On September 27, Henry Brown, who was being held on multiple counts of murder and bank robbery, escaped from his guards outside the Brooklyn House of Detention. A waiting car carried him away. This upset the police and prison brass very much, beczuse a week before, Brown told his fellow prisoners and guards, that as long as the BLA existed, no prison could hold him. A week later, betrayed by an informer, he was captured.
Two weeks later, 3 BLAers—Avon White, Melvin Kearney and Bob Hayes—were busted in a raid conducted by Transit Authority cops, N.Y. Police sharp-shooters, and FBI agents. They were charged with attempted murder and illegal possession of firearms. Avon White, after "questioning" decided to squeal, and became a star witness at virtually every BLA trial being held.
In early December, Joanne Cheismard and Clark Squire went on trial in New Jersey for the Turnpike shoot-out. Naturally, they had an all white jury, a white judge. Reading material for the jury allowed into the jury room included Asst. Police Chief Robert Daley's Target Blue, which devoted 4 chapters to slandering the BLA, labeling them nihilistic murderers and marijuana peddlers.
During the trial over 100 BLA supporters were expelled from the court room, over 20 arrested. And the judge allowed members of the American Nazi Party in as "observers." Joanne and Clark were eventually removed from the courtroom. Joanne was separated from the trial and Clark Squire was sentenced to life in prison.
On April 17 of this year, a BLA team of at least 4 people smuggled an acetylene torch, several pistols, and an automatic weapon into the Tombs, where most BLA members are being held. They disarmed, handcuffed and gagged the guards on duty, and used the acetylene torch to melt down a door that separated them from the prisoners. Unfortunately, the torch ran out of oxygen before the job was completed. But it still was a major coup for a supposedly "dead" BLA.
There are rumors, sparked by the fact that there have been close to 100 escapes of other prisoners from New York jails, that some guards with BLA sympathies may have helped smuggle the weapons and torches in. The 4 people involved slipped out of the Tombs without being captured. Two of the four identified by prison officials were captured May 3 in New Haven after robbing a bank and several other places, and engaging in a running gun battle with several dozen cops. 

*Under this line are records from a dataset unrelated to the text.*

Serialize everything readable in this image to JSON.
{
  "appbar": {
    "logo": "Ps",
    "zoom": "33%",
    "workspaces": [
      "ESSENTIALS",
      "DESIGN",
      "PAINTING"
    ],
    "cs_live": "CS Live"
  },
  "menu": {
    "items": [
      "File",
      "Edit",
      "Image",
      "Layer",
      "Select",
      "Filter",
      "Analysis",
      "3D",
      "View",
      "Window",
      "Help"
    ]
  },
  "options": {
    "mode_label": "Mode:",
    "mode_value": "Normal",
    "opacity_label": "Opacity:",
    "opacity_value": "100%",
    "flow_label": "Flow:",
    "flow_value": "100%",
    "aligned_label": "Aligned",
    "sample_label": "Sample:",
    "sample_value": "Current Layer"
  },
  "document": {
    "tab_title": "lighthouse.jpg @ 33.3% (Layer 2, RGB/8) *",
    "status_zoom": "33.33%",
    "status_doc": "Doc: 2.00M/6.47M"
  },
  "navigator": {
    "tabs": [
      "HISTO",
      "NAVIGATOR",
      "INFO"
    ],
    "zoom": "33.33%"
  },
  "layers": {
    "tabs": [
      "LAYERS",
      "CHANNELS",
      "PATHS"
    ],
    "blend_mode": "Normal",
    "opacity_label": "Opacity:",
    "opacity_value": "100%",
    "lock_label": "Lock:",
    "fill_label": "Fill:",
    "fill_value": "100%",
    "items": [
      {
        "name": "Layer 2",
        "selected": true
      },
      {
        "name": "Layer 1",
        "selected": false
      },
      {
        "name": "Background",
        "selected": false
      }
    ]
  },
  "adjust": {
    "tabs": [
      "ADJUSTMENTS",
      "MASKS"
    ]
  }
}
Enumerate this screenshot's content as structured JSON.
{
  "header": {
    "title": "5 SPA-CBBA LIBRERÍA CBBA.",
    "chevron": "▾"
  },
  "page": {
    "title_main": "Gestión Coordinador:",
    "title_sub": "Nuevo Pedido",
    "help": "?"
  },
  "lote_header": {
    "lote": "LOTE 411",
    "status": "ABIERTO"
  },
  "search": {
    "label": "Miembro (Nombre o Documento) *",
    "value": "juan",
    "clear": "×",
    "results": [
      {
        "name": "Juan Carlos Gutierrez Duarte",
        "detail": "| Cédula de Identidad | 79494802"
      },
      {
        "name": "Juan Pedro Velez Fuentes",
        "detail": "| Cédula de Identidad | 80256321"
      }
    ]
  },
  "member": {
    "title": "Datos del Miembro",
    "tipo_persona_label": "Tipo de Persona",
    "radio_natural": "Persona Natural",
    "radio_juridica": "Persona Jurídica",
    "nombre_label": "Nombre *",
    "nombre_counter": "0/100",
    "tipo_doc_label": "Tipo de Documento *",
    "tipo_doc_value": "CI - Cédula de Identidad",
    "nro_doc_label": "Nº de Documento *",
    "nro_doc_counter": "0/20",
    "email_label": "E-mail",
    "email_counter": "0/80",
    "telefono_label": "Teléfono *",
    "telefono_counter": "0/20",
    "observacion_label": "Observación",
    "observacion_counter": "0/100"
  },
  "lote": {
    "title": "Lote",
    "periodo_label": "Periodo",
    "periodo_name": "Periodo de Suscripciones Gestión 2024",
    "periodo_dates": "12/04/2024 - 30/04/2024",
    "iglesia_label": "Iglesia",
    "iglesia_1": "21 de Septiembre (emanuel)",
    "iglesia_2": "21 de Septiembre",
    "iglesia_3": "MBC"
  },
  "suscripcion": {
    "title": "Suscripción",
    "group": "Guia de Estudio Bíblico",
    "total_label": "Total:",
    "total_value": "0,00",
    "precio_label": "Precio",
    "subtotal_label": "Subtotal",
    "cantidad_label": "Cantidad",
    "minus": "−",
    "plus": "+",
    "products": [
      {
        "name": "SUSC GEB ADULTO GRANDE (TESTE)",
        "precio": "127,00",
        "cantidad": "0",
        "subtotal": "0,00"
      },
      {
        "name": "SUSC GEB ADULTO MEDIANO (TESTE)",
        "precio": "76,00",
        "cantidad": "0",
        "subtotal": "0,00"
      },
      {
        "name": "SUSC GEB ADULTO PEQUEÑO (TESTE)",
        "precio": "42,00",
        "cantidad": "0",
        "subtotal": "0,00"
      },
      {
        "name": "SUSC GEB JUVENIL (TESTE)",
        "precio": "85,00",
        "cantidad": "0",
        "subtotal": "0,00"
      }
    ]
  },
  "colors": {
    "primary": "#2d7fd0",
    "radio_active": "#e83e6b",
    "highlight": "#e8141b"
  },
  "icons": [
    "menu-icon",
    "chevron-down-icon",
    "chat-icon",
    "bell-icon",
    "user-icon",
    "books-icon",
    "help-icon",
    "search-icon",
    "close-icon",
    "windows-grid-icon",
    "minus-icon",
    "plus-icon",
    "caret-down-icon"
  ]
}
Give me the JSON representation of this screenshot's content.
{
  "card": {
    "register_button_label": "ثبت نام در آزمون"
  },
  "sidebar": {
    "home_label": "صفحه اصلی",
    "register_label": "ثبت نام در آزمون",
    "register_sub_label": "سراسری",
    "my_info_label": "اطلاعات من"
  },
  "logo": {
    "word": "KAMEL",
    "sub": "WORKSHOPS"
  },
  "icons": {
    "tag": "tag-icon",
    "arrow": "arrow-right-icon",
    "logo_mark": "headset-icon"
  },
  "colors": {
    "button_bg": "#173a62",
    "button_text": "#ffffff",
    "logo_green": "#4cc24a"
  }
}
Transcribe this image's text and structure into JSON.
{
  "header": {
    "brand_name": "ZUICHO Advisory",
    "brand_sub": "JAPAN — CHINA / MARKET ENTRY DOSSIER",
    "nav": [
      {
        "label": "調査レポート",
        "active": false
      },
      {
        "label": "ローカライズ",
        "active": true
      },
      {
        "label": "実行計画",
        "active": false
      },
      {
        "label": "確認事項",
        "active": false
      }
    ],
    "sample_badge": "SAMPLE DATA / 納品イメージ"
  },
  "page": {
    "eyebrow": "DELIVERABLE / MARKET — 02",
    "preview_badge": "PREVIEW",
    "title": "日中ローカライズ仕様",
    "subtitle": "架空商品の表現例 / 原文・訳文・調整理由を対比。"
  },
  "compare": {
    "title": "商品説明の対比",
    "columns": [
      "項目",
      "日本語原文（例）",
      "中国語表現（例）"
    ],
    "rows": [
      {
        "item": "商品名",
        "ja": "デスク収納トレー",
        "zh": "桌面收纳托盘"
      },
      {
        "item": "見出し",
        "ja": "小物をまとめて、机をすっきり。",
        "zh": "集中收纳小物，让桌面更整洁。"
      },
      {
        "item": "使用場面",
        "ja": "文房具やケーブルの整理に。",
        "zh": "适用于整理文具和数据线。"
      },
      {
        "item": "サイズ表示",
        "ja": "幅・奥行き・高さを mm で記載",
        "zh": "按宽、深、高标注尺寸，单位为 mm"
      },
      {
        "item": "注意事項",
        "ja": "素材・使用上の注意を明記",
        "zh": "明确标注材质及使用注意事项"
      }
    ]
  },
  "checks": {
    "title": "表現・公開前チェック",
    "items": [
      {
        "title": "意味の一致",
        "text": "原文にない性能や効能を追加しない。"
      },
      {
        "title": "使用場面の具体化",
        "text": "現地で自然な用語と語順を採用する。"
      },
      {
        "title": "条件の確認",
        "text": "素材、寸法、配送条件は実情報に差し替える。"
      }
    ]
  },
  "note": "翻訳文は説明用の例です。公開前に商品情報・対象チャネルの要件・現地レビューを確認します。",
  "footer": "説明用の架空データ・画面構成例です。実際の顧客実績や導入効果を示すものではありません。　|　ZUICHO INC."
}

These latest actions show that the BLA's latest "death" is again premature. Indeed, the ranks of urban guerrillas in America have been swelled since last June by the August 7th Revolutionary Movement, which has taken credit for shooting down a police helicopter in Oakland, executing several heroin pushers in Chino, Ca., and murdering a prison guard known to be particularly sadistic towards prisoners. And of course there's the Symbionese Liberation Army. Even a few cells of the Weather Underground have pulled off actions. Despite the curtain of silence or slander pulled over urban guerrillas in America by a frantically paranoid radical movement, despite the execution and railroading of many revolutionary fighters, despite a secret police machinery that still operates Watergate or not, urban guerrilla warfare will continue. 
The latest news of a United Front of North American guerrillas—the "United People's Liberation Army"—shows that a whole strata of political activists has turned away from the parochial organizing of the liberal, Stalinist Left toward revolutionary violence, and those who dismiss them all as CIA figments are full of shit. As Joanne Cheismard said: "There is, and there always will be, until every black man, woman and child is free, a Black Liberation Army."